When I started using my cane, I got better treatment, mostly.  People treated me with more respect.  It helped me take care of myself because the disability was no longer invisible - if i sat down, I obviously had a reason. 
 
I have a comment or question about the pc stuff, too.  I have always been confused about what terms to use or whether to help or not (like fitzy).  I do research and have to ask nationality.  If I make a list for people to check off, do I put African American?  That is not right because not all people with black skin are from Africa.  Do you say Latino or Hispanic or Mexican American, etc?  What about white?  Is that a correct term?  I want to respect people and it gets so confusing.  I am native american and somebody said "Indian" and then gasped and looked at me to see my response.  I told him that I didn't care if he said Indian.  It is not that important.  Then if someone is in a wheelchair and I am standing up, I feel like I am looking down at the person.  Plus I don't say hello to every person I see on the sidewalk or the hallways at school (there are way too many people).  So if a disabled person walks or wheels by, do I say hello and seem strange for saying hello only to that person or do I ignore him or or her like I do most people and the person feels invisible. 
 
I could be wrong, but I think a lot of people are confused and maybe paralyzed by all of the changing rules and unsure of what to do.
Sue
New Topic Post Reply Printable Version
Forum Information
Currently it is Tuesday, December 06, 2016 3:24 AM (GMT -7)
There are a total of 2,733,407 posts in 301,114 threads.
View Active Threads


Who's Online
This forum has 151254 registered members. Please welcome our newest member, Amir5600.
223 Guest(s), 3 Registered Member(s) are currently online.  Details
mg004f, Stetsonva, amybanks


Follow HealingWell.com on Facebook  Follow HealingWell.com on Twitter  Follow HealingWell.com on Pinterest
Advertisement
Advertisement
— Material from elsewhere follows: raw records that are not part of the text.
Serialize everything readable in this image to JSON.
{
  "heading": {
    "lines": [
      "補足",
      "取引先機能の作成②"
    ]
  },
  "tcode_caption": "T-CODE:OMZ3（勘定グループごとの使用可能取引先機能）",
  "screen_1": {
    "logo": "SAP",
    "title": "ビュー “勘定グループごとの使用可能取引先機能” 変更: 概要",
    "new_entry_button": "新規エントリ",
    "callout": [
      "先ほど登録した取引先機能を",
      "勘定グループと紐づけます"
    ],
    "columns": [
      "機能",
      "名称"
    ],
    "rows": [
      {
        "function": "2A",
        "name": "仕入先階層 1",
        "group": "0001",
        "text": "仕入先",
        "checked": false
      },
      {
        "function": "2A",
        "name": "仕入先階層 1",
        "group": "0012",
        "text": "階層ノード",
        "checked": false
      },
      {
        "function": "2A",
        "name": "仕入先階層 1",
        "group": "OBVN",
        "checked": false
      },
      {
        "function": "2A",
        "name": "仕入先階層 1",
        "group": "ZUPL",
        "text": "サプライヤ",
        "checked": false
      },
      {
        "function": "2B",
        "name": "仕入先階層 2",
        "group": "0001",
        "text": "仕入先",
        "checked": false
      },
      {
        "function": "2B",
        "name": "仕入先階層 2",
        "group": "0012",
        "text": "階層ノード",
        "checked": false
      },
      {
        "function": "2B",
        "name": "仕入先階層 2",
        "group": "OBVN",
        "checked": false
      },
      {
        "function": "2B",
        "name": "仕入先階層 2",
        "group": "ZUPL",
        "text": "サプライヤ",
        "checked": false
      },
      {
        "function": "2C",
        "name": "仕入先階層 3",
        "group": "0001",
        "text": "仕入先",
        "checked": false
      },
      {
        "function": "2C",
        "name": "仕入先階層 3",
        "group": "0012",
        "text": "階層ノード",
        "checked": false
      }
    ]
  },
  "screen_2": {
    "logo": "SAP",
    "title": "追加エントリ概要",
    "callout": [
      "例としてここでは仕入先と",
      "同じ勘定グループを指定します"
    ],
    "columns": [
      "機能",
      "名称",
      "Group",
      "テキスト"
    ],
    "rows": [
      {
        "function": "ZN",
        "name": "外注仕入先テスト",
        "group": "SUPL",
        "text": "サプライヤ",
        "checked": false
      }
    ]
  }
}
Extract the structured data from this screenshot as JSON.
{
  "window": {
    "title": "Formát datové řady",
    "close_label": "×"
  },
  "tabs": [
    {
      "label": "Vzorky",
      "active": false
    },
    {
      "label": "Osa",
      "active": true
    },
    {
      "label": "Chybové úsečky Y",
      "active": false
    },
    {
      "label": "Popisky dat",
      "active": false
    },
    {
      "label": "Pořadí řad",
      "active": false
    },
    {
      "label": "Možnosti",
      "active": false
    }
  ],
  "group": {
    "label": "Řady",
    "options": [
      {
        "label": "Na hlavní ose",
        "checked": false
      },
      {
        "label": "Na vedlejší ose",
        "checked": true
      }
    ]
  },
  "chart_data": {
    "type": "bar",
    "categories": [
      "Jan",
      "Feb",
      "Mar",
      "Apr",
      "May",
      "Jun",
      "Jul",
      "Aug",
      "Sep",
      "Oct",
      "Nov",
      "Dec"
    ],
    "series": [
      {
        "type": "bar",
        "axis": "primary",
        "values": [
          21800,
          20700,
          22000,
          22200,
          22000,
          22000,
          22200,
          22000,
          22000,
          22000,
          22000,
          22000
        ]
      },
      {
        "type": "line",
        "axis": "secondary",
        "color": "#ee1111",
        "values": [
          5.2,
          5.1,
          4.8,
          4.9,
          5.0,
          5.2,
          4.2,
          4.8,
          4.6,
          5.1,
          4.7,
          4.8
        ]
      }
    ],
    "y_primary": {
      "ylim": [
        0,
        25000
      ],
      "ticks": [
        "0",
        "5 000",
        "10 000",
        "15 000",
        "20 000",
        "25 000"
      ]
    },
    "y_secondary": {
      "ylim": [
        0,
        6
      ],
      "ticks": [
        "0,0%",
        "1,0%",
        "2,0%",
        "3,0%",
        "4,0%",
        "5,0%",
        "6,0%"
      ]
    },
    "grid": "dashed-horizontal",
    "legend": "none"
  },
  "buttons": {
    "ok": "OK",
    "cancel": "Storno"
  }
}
©1996-2016 HealingWell.com LLC  All rights reserved.

Advertise | Privacy Policy & Disclaimer